I’m writing this in a cafe in Sydney, 8:35am. A steady stream of grey suited professionals, fluoro clad construction workers, and headphone locked blank faced customers wait for their particular caffeinated kickstart.

They are barely present, bored and unsmiling. They grab their hot drink and shuffle off in to the concrete jungle, making room for one another silently, without acknowledgment. The air of resignation hangs heavy.

The morning coffee is a deeply held cultural process in Australia. It amazes me how much of a grip the frothed milk frenzy has on the psyche of its citizens!

It’s become a deeply entrenched habit.

Habits are all the rage these days. We are all looking for faster, easier, better ways to do more with less friction. Habits are flagged as the ultimate solution to effortlessness, to becoming boundless. We are trying to hack our habits and beat our own self sabotage. There are some amazing books on the subject, from the ubiquitous Stephen Covey original, The 7 Habits of Highly Effective People, through to the more recent insightful Charles Duhigg, The Power of Habit.

The books aim to make success automatic, by developing patterns of behaviour that move from habits to routines that generates results.

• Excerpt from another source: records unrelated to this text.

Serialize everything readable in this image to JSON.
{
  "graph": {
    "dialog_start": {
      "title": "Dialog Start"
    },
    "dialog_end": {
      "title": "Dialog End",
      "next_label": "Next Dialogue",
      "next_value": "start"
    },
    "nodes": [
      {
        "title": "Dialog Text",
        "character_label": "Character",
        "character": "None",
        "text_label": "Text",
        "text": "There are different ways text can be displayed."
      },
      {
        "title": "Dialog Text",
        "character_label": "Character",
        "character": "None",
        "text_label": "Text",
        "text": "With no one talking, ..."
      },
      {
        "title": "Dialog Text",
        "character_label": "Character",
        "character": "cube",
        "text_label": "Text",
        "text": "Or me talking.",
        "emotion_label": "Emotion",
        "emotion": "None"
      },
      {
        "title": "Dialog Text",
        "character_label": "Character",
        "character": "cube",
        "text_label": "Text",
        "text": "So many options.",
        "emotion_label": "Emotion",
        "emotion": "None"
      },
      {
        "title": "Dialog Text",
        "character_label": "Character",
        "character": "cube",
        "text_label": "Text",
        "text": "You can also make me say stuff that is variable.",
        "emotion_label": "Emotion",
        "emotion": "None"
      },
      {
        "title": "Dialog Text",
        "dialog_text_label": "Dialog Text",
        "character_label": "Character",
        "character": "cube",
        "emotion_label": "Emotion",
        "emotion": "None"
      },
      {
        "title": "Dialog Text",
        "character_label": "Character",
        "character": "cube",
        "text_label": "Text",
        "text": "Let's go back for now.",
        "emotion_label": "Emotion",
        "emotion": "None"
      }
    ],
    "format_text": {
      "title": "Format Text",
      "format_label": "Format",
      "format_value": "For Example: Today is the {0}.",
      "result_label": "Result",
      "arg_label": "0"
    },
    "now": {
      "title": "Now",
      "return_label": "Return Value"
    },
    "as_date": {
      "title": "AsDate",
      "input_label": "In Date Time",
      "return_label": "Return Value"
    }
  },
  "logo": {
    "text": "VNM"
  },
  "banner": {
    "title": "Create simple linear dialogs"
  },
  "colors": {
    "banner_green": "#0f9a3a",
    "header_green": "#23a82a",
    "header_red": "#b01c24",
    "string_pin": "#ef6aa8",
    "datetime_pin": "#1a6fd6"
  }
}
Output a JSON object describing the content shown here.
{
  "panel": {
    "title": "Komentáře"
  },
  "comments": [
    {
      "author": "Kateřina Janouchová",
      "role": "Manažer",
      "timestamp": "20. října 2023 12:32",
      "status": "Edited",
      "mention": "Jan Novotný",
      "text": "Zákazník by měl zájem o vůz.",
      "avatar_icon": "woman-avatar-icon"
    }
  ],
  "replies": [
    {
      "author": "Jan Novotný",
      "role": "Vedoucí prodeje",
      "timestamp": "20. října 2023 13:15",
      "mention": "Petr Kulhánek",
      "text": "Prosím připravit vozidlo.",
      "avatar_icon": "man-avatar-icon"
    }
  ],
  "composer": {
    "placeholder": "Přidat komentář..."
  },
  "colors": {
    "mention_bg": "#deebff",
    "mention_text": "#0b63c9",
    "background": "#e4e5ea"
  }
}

Habits, routines, results and PRESTO! Success.

But why do we want to be more on auto-pilot? So we see less? Taste less? Experience less? So we lose ourselves in worry? So we numb ourselves to daily reality so we can harry and hurry our way to some future state where the habits are no longer needed, because we eventually arrive at that elusive destination?

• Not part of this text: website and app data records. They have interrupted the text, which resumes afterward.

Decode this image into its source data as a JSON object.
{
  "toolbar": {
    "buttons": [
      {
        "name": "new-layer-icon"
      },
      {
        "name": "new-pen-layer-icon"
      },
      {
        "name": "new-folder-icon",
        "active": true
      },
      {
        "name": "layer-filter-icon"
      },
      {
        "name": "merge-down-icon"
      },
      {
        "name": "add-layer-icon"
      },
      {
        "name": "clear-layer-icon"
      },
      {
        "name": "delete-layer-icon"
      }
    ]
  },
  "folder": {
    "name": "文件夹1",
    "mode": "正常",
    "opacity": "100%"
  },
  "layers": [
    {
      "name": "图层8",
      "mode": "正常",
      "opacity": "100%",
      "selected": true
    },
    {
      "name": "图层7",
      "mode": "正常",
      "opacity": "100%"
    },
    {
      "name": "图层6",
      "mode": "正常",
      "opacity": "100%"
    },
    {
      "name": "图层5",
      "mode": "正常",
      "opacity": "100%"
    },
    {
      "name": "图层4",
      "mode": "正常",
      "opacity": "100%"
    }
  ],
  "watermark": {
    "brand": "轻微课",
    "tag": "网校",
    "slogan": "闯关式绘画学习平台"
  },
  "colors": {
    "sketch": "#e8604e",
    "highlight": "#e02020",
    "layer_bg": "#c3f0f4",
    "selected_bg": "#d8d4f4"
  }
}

What if we spun the focus? What if we immerse ourselves in each choice instead of blindly surging through it, defaulting to automated anchors?

What if we brought the power of awareness to our daily practice?

I remember reading the book Shogun by James Clavell. In it he writes of a Japanese noble, trying to woo back his estranged wife, completes a tea ceremony for her. The ceremony is conducted with simple, exquisite attention. Each movement and motion made with care and love. She weeps at the beauty of his efforts, the moments saturated in love, the dedication to each gesture.

I love this idea: the dedication of attention to daily practice. The tea ceremony is a special ritual steeped in meaning.

And what if we brought that kind of dedication and awareness to each of our daily moments? A glass of water upon waking becomes a moment to cleanse and rejoice in life. A shower becomes a ritual of purification where thoughts and body are washed clean ready for the gift of a new day. The morning coffee becomes a communion with fellow human beings, a savouring of fleshy pleasures. The opening of the laptop becomes a magical opening to a world of possibilities and connection.

There is no room for stress when we are exquisitely focused on the meaning and glory of our present moment.

  • Instead of habits, attention.
  • Instead of routines, rituals.
  • Instead of results, revelations.

What do you think? Where can you bring the magic of rituals to your daily life and work? What difference would that make to your experience of the day?